USGS operates hundreds of data collection sites in Nevada. These sites provide critical water data to our customers and cooperators for managing Nevada's water resources. But, did you know that our data can also be helpful with planning water activities throughout the state? Fishing and boating enthusiasts use USGS data to determine river and lake conditions so that they can make sure they are prepared for current conditions.
During late spring, when the snow in higher elevations begins to melt, rivers and creeks in Nevada begin to have much greater amounts of water in them than they would during summer and winter months. This increase in water in referred to as "spring runoff". Spring runoff varies from year-to-year depending on snow pack depth, air temperature, and precipitation. While spring runoff can be fun to watch, it can also be very dangerous. Streams will be much deeper, colder, and faster moving than other times of the year.
The NVWSC recently released four new publications:
- SIR 2014-5108: Geochemical assessment, Upper Baker and Snake Creek drainages
- DS 864: Data for selected wells and springs, Clark County
- DS 827: Vegetation database for land-cover mapping, Clark and Lincoln Counties
- SIR 2014-5076: Land-cover mapping of Red Rock Canyon and Coyote Springs and Mormon Mesa Areas
What is this?
Have you ever been near a stream or river and wondered what these buildings are used for?
They aren't outhouses, even though some are shaped just like one. These buildings are actually gage houses and they protect the equipment that we use to measure streams.
Got a Water Question?
We might just have the answer.
We have two main offices in Nevada:
- Carson City Office
- 2730 N. Deer Run Rd.
Carson City, NV 89701
- phone: 775-887-7600
- Henderson Office
- 160 N. Stephanie St.,
Henderson, NV 89074
- phone: 702-564-4600
We also have a smaller field office:
- Mercury Field Office
- phone: 702-564-4600
Water Data & Information
USGS currently operates hundreds of data collection sites in Nevada for acquiring information on surface water, groundwater, water quality, and precipitation.
- Surface Water
- Stream levels, streamflow (discharge), reservoir and lake levels, water quality, and rainfall.
- Real-time table :: Daily Values :: Peak Flow
- Site location and description, ground-water levels, and water-quality data for wells and springs.
- Real-time table :: Site Inventory :: Levels
- Water Quality
- Chemical, physical, and biological properties of water and sediment.
- Real-time table :: Samples
USGS water data are stored in the National Water Information System (NWIS). NWIS is a national database and contains data from approximately 1.5 million sites in all 50 states, puerto Rico, the Virgin Islands, Guam, America Somoa, and the Commonwealth of the Northern Mariana Islands.
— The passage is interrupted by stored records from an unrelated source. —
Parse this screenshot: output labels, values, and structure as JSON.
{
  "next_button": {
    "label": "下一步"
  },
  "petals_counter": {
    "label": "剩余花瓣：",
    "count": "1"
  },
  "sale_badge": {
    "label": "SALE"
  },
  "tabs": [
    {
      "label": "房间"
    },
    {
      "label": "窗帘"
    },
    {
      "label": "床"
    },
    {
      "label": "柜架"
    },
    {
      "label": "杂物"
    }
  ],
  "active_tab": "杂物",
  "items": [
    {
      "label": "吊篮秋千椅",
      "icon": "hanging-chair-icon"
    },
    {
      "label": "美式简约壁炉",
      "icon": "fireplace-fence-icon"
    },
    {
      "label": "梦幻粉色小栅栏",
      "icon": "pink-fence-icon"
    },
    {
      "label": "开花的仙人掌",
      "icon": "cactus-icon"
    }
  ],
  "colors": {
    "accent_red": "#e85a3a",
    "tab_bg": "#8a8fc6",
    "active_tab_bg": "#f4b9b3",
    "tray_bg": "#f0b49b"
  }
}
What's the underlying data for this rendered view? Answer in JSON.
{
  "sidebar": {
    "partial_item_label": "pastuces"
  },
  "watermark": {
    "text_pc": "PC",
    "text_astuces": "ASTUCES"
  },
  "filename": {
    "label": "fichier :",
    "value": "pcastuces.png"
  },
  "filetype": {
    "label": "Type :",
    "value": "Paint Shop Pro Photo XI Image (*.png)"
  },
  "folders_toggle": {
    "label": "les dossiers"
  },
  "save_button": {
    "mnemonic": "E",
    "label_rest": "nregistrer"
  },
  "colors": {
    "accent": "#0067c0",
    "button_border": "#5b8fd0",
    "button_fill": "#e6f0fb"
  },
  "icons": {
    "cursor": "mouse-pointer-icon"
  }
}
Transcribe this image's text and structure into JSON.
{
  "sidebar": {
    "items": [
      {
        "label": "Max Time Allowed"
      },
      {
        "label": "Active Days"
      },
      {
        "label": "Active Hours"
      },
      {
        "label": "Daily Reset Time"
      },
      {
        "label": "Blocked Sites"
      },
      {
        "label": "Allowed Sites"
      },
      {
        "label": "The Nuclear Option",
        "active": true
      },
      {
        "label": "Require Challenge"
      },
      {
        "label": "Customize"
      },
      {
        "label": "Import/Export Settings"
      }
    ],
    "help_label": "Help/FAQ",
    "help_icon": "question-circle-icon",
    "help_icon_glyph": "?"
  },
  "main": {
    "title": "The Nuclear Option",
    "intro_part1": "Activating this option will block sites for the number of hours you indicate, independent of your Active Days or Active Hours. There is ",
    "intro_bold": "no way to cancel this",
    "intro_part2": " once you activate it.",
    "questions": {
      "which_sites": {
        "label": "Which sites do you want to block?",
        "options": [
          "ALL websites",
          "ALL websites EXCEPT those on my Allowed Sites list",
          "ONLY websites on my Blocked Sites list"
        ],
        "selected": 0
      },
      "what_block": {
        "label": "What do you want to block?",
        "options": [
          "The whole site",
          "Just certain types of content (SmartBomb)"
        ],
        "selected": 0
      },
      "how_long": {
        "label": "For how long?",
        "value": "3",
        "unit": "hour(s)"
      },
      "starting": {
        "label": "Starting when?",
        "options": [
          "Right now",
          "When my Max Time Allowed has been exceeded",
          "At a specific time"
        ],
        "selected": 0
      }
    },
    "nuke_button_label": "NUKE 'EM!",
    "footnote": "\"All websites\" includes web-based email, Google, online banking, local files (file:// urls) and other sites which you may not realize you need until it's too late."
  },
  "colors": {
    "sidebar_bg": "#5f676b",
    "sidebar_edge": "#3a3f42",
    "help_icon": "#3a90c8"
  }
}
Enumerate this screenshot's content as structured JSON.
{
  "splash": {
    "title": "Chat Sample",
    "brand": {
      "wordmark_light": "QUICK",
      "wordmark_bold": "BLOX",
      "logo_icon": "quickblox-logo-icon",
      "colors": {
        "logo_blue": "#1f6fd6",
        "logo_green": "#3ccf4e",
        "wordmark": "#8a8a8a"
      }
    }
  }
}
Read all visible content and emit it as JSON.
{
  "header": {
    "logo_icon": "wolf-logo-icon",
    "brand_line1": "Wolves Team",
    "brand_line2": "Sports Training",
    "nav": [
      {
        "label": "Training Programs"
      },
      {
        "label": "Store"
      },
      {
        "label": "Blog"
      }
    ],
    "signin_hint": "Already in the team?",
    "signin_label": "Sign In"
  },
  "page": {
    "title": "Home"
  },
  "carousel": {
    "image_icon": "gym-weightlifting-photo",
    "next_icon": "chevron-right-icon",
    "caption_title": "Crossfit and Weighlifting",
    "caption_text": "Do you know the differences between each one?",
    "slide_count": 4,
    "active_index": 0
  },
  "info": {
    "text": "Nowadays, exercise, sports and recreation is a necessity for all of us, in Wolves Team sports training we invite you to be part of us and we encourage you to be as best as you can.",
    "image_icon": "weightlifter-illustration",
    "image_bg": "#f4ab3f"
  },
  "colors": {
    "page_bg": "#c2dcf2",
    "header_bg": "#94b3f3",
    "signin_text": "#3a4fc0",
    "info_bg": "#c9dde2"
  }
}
The public can search and download data through NWISWeb. In Nevada, much of the data are available on NWISWeb in near real-time or at periodic intervals. Data also are compiled and published annually in the Nevada water-data report (ADR).